There is a point in every SEO's development where you graduate from Google Search Console to a paid Rank Tracking tool.
That point usually comes when you realize that rank trackers don’t just offer you an accurate picture of your rankings, but also give you a host of analytics tools you can use to get a deeper understanding of your rankings.
And who doesn’t love gleaning actionable insights from data?
However, one of the difficulties you might find when making the transition is that Search Console picks keywords for you. Rank Trackers, on the other hand, only give you data based on the keywords you choose.
This leaves you with the difficulty of deciding which keywords to track.
In this post, I’ll show you a tried and tested method of finding laser-focused keywords (so that you don’t waste your time tracking low-impact keywords).
How well do you know Google search?
The question may have caught you off-guard, as you're likely thinking about how simple it is. All you need to do is browse to the Google homepage, type in your question, and with that, you're done, right?
Though you only see a small, fixed amount of search results at any time, looking at the total number often reveals millions of hits. The chances are that most of those results have nothing to do with what you want to see.
What if there was a way for you to focus on the information you wanted while stripping away all the noise?
It's time for you to meet Google Advanced Search. When you finish reading this, you'll never look at Google the same way again.
After looking at some initial data for Google's December 2020 update, the general consensus is this one was big.
As powerful as the update was, wouldn’t it be nice to know what happened? What did Google change? What were they looking for? Why did some sites win while others saw ranking losses?
These are great questions and if you want exact answers, there aren’t any.
In this is a post I attempt to find themes within the update by qualitatively analyzing some of the pages Google swapped out on the SERP.
All good things start with observations. In this case, I thought I noticed that Google was showing much longer meta-descriptions towards the top of the SERP. In fact, the more queries I ran the more it seemed that Google was showing longer meta-descriptions at the top of the SERP and shorter ones towards the bottom.
Is this true? Is Google showing longer meta-descriptions for those URLs that rank better?
To find out I analyzed 5,000 keywords... for a month.
What does Click-Through Rate (CTR) look like above the fold versus below the fold? The question, being as good as it is, doesn't make it an easy one to answer. In fact, it's more than a little complicated. After all, you have to discount the first organic result being above the fold to a certain extent considering it's the first result folks see regardless of its "fold" status.
Complications aside, for the moment, let's explore what CTR is above and below the fold for sites on page one of the Google SERP!
Back in December 2019, Google's BERT algorithm made its way to the Top Stories Carousel. Ever since then I've been dying to get my hands on the newly segmented carousels to see what makes them tick, where they hit the mark, and where they fall a bit short. It's only taken me a few months, but here's a bit of thematic analysis on what's happening with the Top Stories carousel now that BERT is part of the picture.
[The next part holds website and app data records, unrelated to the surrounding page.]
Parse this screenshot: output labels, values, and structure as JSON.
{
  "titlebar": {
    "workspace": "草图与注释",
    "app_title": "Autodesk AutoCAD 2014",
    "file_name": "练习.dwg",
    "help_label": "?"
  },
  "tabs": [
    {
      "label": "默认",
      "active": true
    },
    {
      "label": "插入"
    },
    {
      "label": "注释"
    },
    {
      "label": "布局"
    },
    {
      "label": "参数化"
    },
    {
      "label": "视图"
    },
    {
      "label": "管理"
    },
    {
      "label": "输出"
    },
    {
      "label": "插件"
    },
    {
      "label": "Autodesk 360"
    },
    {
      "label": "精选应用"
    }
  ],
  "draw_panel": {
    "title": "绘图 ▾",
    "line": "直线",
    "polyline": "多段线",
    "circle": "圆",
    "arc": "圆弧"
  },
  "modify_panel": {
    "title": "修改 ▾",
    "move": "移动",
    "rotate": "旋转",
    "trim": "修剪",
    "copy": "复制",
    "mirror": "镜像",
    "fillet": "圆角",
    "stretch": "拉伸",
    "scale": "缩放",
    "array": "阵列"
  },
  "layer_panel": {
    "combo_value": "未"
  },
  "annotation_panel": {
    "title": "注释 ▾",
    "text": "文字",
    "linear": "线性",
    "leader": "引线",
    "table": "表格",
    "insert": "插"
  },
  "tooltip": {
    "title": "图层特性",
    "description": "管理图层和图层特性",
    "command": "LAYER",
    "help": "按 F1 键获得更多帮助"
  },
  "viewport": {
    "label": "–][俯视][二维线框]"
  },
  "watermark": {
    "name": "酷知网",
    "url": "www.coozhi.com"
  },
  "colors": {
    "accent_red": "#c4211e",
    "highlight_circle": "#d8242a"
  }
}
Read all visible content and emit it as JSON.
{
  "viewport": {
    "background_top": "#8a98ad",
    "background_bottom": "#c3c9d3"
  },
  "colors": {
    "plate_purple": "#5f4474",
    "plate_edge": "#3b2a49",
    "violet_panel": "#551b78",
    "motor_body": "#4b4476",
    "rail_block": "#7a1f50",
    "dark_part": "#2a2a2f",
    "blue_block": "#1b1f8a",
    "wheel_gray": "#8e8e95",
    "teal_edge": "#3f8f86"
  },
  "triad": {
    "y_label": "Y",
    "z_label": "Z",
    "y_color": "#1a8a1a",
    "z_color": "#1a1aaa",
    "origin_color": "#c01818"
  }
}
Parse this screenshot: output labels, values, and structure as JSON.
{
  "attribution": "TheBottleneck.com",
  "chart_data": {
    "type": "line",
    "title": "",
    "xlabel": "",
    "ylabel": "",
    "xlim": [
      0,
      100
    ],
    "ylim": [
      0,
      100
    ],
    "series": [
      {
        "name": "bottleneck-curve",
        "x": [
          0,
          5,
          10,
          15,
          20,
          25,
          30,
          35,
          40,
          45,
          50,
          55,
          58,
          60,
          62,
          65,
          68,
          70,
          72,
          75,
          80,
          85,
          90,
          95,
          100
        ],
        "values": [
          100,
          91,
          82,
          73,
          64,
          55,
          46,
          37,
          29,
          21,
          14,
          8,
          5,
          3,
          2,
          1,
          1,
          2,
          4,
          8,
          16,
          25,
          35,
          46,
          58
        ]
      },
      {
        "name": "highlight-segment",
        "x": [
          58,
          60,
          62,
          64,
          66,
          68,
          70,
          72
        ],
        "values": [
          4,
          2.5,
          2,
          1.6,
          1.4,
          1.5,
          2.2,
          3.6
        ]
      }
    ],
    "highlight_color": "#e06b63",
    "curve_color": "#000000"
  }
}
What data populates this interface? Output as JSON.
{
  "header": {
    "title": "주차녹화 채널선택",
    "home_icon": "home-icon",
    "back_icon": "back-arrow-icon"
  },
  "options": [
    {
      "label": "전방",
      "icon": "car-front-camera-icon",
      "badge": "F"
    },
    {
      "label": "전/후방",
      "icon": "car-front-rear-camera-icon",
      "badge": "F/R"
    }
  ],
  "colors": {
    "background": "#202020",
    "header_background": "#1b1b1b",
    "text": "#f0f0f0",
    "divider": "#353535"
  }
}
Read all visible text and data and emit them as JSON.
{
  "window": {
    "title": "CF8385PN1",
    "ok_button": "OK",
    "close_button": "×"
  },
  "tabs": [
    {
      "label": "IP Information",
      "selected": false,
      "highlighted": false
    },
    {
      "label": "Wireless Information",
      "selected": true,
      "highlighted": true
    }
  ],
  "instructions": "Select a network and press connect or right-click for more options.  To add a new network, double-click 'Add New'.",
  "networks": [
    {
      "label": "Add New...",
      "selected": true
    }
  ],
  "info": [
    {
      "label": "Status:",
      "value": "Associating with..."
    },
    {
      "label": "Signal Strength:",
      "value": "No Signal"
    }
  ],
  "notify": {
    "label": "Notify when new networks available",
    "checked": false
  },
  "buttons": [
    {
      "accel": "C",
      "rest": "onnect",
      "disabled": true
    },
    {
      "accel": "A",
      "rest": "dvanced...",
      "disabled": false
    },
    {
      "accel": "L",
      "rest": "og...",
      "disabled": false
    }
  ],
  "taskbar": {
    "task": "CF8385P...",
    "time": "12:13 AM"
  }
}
There's a lot of advice out there on how to recover from and even prevent your site from being hurt by one of Google's core updates. Some of the advice is pretty good... some of it is a bit cliche. So let's go down the rabbit hole a bit by analyzing the data on the core updates, some site-level patterns that the updates have produced, and what you might want to consider for your site as a result.
Here's a data-packed (yet holistic) look at what you can do to prevent ranking and traffic losses at the hands of a core update.
So you've won a Featured Snippet... let the traffic flow, right? Not so fast there! What other SERP features are showing alongside your Featured Snippet? What other features are competing for a user's attention? What SERP features most commonly appear with Featured Snippets? How strong is a Featured Snippet win... really?!
You've got questions... we've got data...
Is rank more volatile in 2020 than it was before the latest string of core updates arrived? Is the continued presence of both Google's confirmed and unconfirmed updates making rank stability harder and harder to come by? As machine learning progresses are we seeing more and more rank volatility? Has August 2018's Medic update put us on a new path of increased rank fluctuations?
Let's find out!
It did not take long for Google to release its first confirmed core algorithm update of 2020. Just two weeks into the new year, Google announced the release of what it has called the January 2020 Core Update. Right from the get-go, all signs pointed to this update being on the larger and more impactful side. Here is a look at the update's overall impact on rank stability, a per niche rank volatility analysis, and a comparison in scope and size to a recent unconfirmed update.
In other words.... How big was the January 2020 Core Update and who did it impact the most?
The best part of my job is the ability to spend time pondering, analyzing, and researching anything and everything within the world of Search. It's in these moments where I feel I'm making a difference by helping advance the SEO conversation. With this sentimentality, let's have a look back on 2019 and revisit some of the insights we've uncovered here at Rank Ranger over the year.